Times of historic social change shape people – especially the young – in the most profound ways. A sense of purpose can ignite a burning desire to break down the walls of past wrongs. At the same time, a wave of inspiration can sow the seeds of value-driven leadership modeled by people who have achieved tremendous success despite the odds of failure.
Growing up in South Africa during the end of the nearly 50-year-old system of apartheid, I have met many people who have navigated such epiphanic moments. Whether it was my father, mother, employer, or family friends, every person I encountered in my childhood showed me the potential that every human being has to be what they aspire to be.
Finding Inspirational Leadership That Sidelines Adversity
Throughout my childhood, I was taught to value hard work, respect for others, and strong willfulness. My father, who was a successful dentist and business owner in his own right, was best friends with a local entrepreneur in my hometown. Starting a business without a single banknote to spare, he worked diligently with his brothers to create one of the largest private holding firms in South Africa.
On the surface, my father’s friend appeared to be an industrious man, who went from living in a small, two-bedroom house to owning a mansion, a helicopter, and an enviable collection of luxury cars. I was in awe of his success. However, I didn’t truly appreciate his entrepreneurial journey until I was old enough to work for him as a production scheduler.
Every day I worked at the firm, I learned two valuable lessons about entrepreneurship:
- Losing is never an option: Creating a successful business with very little to spare is not a matter of luck. It’s truly the result of pouring every drop of energy, money, and creativity into achieving a specific goal. For my boss, this mindset was important because he had everything to lose and everything to gain.
- Entrepreneurial thinking opens up a global view of human potential: Whether a business has a workforce of 20 or 200 people, every employee counts. No matter how big the company grew, it was important to acknowledge that every person has the potential to make the business better, stronger, and more competitive.
Understanding these pillars of entrepreneurship shaped my view on the relationship between leadership and the value of human talent.
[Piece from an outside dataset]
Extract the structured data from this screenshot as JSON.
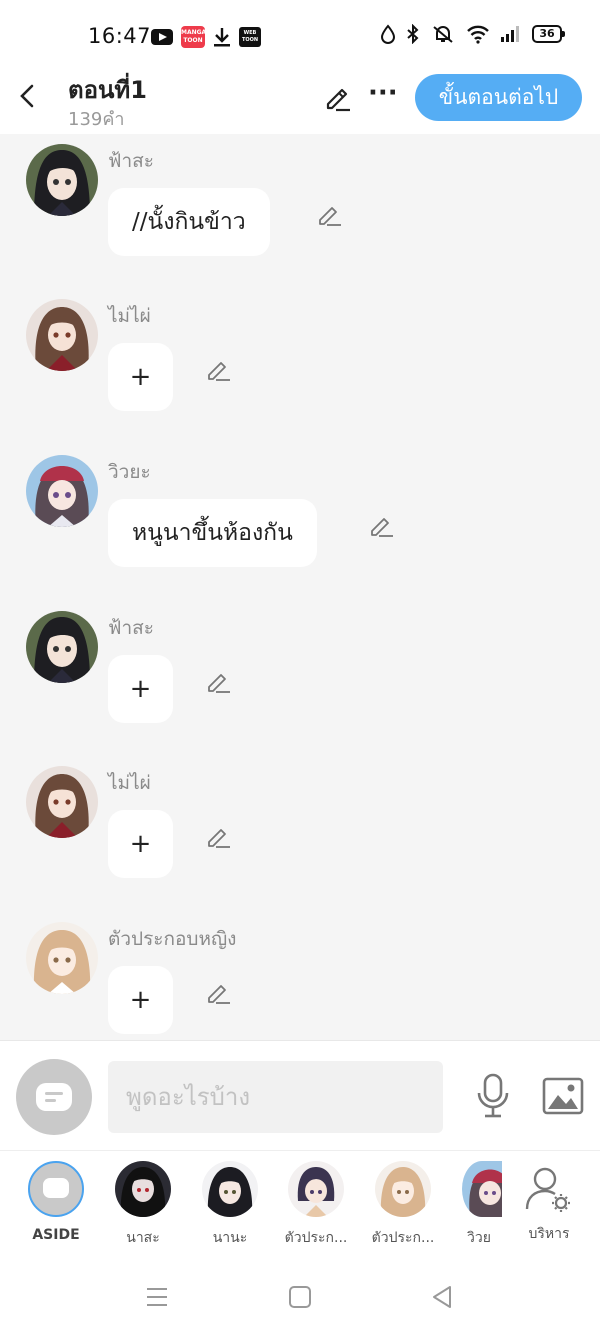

But it was my mother and her friends who exemplified how transformational and freeing this sense of willful determination can become.
After a career in nursing, my mother led a union of female farmers. Over time, the group built a thriving community focused on providing opportunity to women who live under circumstances such as poverty and hostile discrimination. Together, they harvested cotton in the fields, converted fibers into artisan cloth, performed delicate needlework, and negotiated with sellers to sell their wares. And none of this hard work was done in vain – if fact, the union is now internationally known for its quilting products.
Testing the Value of Diversity and Inclusion When the Stakes Are High
These boyhood lessons of mine carried on long after I graduated from secondary school. They guided me through every trial I experienced when helping a wide variety of people come together to magnify their talents.
For example, when I took up the opportunity to open a 250-seat steakhouse while in university. This was perhaps one of the most exciting and frightening times of my life. Everything I owned depended on the success of this new venture. Given my experience, for me, it was natural to seek out the best talent possible.
The customer experience never discriminates
My staff was so diverse that we represented nine different cultures and 13 languages. I hired people who were the best in managing the kitchen, grilling steaks, mixing cocktails, serving and busing tables, and more. Not once did I judge whether a candidate could do the job successfully based on their gender, race, religious beliefs, social status, or political leaning.
And you know what? My bets in hiring and workforce development paid off. As it turns out, the customer experience never discriminates. When you have the best people on your team, the products and services you sell will keep customers satisfied and loyal.
Refining the Critical Points of Diversity and Inclusive Leadership
Many years have passed since my venture as a restaurateur, bringing a range of leadership opportunities in the technology and financial industries. But no matter which company employed me or which role I accepted, three foundational truths have played a central role in my approach to workforce development and management.
- All people thrive best with constructive feedback: Whether or not they are doing a good job, employees deserve to know if they are performing well, require additional training, or should reconsider their career path.
- Everyone has strengths – even your worst performers: Forward-looking leaders are the ones who know how to draw out every team member’s strengths and build the team to magnify them.
- Recruit people who are completely different from the leadership team: Customers are diverse and depend on a business’s openness and capacity to innovate new ways to cater to their needs. And for this reason, it is essential to develop a workforce of diverse skills, perspectives, and education.
These pillars of diversity and inclusion helped me discover, attract, develop, and retain some of the most credible talent available. Our sales teams have been recognised as one of the best revenue generators in the company. We are innovating new ways to connect with customers and help them build a workforce experience for today and tomorrow. Plus, our company is benefiting from our ability to tap into our individual potential and personal purpose to deliver the best products and services in the market.
It’s up to leaders to see the potential for greatness in everyone
By smashing the labels that society places on people, I am doing what I can to help further the human revolution for greater workforce diversity and inclusion. And thanks to the friendship and mentorship of the people I have known in my youth, I understand how institutional bias forces organisations to miss out on the best people and why it’s up to leaders to see the potential for greatness in everyone.
Andre Robberts is head of SAP SuccessFactors for the UK and Ireland.